“So I did that and now there’s a hole in the wall, byeeeeee!!!” She took off toward the Oasis.
Ree and Sasha were laying at the pool one day, enjoying the sun and the artificial trees.
“How many people do you think are here?” Ree asked, turning her attention to the pool.
“I don’t know, why?” Sasha asked, rolling over onto her back.
“Well, it just sounds like Charger and Ren think it’s going to be a blood bath,” Ree confided, watching the tiny children play with their families.
“If things go well for Ron, they should be fine.”
Ron was a hundred or so feet underneath the docks, following one of Charger’s men. They moved swiftly but carefully as to not jostle the homemade explosives they managed to make during the months. The man stopped and pointed up. The gently placed the explosives on the ceiling above them and quickly got out of there.
“How long do we wait?” Ron whispered to the man.
“Until it’s time,” the man replied.
Horne was talking to Ree on the radio.
“And then she screamed and she nearly crumbled the metal!”
“That’s so neat,” Ree said, listening in awe.
“Are the children able to do anything?”
“No, I don’t think so.”
“That’s so weird that it’s manifested like this.”
They were silent.
“Are we going to make it?” Horne asked.
Ree let out a sad laugh.
“I can’t tell the future, baby.”
It was another year before anyone had any idea with the Bucket that was starting to get covered in sand.
Ren and his gang started to uncover it, dragging it back to the Oasis.
He and Ron talked over the radio about how to update the computer and how to take out the seats and what to do with the “spare” parts. Another few months went by before Ren was done with what he wanted to do with it.
Ren asked Horne and Ron if he could just have an hour to talk to Charger.

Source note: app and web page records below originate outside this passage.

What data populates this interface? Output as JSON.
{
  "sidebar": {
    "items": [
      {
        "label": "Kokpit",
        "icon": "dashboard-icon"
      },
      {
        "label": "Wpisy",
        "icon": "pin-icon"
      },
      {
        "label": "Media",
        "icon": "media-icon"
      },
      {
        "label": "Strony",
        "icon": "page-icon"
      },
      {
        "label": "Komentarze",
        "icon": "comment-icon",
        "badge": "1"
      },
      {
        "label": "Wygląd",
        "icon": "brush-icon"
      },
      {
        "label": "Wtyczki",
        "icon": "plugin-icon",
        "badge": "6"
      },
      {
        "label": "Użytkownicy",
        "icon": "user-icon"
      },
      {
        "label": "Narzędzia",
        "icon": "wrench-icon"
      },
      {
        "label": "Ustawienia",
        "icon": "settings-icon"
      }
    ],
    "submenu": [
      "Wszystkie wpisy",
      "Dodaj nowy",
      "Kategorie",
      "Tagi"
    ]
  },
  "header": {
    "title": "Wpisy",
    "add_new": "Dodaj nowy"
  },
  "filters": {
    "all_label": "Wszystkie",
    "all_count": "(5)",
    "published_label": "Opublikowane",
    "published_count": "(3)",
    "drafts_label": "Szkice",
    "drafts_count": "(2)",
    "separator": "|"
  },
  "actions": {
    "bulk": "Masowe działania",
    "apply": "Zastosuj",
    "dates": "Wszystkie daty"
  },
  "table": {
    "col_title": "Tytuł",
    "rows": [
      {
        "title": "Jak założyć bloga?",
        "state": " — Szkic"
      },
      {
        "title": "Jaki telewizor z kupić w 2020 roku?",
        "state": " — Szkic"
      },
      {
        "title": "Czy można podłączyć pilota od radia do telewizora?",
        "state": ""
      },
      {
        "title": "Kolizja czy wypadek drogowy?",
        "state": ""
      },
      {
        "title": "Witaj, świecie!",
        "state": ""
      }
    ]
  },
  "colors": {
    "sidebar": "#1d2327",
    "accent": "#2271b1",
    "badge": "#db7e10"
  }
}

“We are getting out of here,” he told her, pacing his room.
“You are,” she said sadly.
“We are,” he repeated.
They were quiet for a while.
“I love you,” one of them whispered.